Work item. How many lines of the data hold the word "flag"? State the number and nothing else.

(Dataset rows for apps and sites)
* * * * *
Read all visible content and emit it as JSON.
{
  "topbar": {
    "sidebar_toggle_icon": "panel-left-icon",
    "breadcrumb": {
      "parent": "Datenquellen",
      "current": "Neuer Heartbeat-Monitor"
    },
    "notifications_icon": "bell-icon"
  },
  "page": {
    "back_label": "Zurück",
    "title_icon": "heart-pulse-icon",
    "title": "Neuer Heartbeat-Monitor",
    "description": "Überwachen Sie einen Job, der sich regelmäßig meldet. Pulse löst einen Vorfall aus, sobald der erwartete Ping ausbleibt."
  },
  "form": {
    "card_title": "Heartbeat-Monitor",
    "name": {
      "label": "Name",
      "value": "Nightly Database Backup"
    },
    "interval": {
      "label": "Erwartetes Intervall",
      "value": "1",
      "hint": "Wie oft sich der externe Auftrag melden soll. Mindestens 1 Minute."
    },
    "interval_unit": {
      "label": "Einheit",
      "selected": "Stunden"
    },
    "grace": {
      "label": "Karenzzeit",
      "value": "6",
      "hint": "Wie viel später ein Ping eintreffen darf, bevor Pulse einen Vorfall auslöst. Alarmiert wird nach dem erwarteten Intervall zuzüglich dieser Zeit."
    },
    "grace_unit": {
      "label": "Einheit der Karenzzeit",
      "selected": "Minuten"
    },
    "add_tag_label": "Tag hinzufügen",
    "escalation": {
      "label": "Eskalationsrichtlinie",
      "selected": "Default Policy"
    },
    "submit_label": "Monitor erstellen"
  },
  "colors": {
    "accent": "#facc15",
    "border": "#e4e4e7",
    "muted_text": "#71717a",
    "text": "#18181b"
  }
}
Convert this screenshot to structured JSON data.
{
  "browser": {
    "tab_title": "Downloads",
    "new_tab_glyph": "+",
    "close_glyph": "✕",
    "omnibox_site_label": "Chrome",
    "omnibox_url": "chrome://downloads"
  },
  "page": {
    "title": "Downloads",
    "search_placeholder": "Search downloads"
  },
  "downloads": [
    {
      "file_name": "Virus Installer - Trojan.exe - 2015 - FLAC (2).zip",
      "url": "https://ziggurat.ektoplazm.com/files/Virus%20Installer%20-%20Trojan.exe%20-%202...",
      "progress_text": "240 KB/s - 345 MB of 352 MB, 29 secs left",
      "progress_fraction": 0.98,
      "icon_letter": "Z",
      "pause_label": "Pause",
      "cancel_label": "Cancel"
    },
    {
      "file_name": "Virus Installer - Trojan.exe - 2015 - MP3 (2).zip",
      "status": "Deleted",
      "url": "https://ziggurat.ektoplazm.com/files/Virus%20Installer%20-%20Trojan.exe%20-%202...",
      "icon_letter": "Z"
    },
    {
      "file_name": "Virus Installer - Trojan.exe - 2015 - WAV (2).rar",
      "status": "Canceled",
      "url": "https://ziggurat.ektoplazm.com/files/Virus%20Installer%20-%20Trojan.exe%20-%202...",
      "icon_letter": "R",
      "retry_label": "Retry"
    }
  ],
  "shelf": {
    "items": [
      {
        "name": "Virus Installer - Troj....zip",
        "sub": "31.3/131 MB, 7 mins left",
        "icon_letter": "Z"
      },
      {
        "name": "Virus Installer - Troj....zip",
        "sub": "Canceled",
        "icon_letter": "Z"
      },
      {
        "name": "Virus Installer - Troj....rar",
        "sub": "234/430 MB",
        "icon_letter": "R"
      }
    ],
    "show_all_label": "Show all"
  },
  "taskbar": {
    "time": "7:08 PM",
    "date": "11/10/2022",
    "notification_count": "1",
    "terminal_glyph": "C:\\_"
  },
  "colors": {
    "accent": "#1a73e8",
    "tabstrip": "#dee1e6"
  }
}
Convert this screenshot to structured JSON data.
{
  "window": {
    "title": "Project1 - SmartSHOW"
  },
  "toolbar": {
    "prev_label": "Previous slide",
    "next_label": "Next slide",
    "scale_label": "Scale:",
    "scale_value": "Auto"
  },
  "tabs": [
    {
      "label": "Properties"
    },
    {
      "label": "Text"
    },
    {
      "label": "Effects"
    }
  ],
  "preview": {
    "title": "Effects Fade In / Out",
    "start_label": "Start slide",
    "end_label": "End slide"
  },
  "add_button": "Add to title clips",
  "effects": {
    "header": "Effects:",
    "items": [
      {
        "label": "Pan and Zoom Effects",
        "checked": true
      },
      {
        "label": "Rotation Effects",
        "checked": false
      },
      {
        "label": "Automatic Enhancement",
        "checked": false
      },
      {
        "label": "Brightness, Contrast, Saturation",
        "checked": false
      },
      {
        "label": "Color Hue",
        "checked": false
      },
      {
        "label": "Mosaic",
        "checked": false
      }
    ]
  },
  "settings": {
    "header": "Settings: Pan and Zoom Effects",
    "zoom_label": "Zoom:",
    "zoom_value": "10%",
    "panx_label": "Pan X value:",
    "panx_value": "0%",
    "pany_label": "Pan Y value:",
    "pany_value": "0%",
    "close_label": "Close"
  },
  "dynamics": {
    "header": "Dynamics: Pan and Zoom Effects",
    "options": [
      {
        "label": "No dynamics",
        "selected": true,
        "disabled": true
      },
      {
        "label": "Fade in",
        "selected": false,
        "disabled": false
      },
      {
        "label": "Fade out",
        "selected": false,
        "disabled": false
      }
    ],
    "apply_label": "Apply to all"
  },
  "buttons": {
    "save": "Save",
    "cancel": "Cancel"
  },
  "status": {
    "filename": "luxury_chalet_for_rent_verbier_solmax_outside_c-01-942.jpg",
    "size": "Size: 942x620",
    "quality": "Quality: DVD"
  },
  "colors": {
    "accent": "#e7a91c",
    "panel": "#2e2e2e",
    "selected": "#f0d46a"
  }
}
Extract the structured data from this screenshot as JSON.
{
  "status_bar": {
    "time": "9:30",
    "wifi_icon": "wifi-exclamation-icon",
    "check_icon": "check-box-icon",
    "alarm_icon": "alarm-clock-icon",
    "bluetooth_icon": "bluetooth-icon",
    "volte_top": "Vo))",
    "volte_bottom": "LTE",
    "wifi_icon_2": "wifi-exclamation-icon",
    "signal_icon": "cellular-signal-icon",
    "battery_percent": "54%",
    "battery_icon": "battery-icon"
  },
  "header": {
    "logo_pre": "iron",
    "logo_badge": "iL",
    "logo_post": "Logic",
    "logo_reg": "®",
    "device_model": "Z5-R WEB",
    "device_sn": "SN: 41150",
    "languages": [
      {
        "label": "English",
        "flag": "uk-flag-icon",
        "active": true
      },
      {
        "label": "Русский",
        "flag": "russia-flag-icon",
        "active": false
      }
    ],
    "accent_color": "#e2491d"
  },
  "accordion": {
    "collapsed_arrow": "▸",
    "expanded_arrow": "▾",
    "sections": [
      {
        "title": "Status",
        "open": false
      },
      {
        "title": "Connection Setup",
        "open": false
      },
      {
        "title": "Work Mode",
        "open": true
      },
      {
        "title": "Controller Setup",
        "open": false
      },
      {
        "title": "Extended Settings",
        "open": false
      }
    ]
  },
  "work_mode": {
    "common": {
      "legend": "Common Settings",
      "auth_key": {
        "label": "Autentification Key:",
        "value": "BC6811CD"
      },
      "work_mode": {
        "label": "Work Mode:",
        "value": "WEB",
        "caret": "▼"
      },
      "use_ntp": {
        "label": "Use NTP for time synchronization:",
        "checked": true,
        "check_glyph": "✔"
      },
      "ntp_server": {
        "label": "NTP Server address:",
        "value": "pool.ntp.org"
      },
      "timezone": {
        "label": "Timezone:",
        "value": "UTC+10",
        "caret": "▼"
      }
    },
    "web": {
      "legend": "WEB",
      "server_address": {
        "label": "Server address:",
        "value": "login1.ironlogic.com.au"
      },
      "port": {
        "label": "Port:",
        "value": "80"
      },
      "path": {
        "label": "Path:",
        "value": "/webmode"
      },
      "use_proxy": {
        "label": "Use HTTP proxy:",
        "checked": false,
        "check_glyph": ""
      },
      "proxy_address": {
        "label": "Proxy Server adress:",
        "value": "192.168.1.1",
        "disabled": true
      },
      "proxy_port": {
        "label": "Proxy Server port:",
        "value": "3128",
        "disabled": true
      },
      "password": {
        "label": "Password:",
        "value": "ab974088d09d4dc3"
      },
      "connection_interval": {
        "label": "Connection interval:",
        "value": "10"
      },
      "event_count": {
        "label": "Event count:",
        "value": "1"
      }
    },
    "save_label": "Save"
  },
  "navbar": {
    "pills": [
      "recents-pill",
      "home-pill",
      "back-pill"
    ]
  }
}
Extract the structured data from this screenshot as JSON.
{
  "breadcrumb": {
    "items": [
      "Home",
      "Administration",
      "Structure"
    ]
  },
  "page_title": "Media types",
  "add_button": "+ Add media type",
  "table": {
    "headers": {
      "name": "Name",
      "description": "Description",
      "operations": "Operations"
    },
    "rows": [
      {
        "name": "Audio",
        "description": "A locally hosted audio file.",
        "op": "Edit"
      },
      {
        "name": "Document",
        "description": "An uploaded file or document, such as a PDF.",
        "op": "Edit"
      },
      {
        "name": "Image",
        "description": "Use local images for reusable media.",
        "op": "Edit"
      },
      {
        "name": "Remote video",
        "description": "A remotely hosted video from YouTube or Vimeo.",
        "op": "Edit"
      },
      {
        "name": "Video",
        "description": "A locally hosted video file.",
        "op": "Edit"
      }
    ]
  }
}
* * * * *
Result of this task. 2